* Iron ore edges up on strong demand, supply worries
* Construction steel rebar hovers near 7-1/2-year peak
By Enrico Dela Cruz
MANILA, April 11 (Reuters) - China’s steel and iron ore futures ticked higher in early trade on Thursday, supported by expectations that domestic demand will remain strong amid brisk construction activity in the world’s biggest steelmaker.
The most active October 2019 rebar contract on the Shanghai Futures Exchange rose as much as 1.0 percent to hit 3,793 yuan ($565.17) a tonne, hovering near its 7-1/2-year intraday peak of 3,795 yuan, which was reached on Tuesday.

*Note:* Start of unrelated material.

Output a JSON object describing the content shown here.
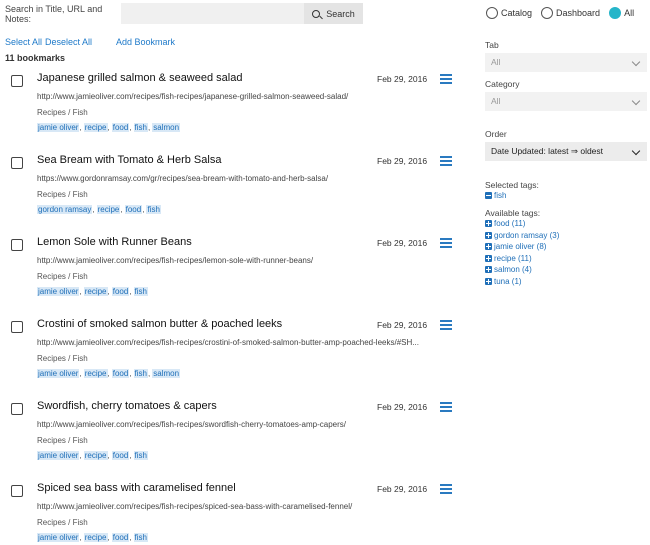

The most traded September 2019 iron ore contract on the Dalian Commodity Exchange climbed as much as 1.5 percent to 656.5 yuan a tonne.
Thursday’s gains, however, were muted compared with the recent upturn that brought iron ore prices to the highest since 2013 when China launched futures trading for the steelmaking feedstock.
“There’s not much news at the moment, but demand for iron ore is expected to continue rising, which should support prices,” a Shanghai-based trader said.
“I heard from some steel mills in northern China that they are increasing production. And with the winter output restrictions having been lifted, we’ll see some more demand for iron ore in the near future,” the trader said.
As Chinese steel mills’ appetite for iron ore remains strong, worries persist about supply tightening as shipments from top suppliers Brazil and Australia decline.
Global iron ore supply may not meet demand this year due to the anticipated reduced supply from Brazilian iron ore miner Vale SA, whose operations in Brazil have been curtailed following a fatal tailings dam collapse in January.
Adding to concerns about the shortfall, major iron ore producers in Australia have lowered their shipment estimates for this year, after their operations were hit by a tropical cyclone in late March.
Hot rolled coil inched up as much as 0.9 percent to 3,702 yuan a tonne.
Coking coal was up 0.2 percent at 1,326.5 yuan a tonne by 0216 GMT while coke inched down 0.8 percent to 2,011.5 yuan.
($1 = 6.7112 Chinese yuan)
Reporting by Enrico dela Cruz; editing by Richard Pullin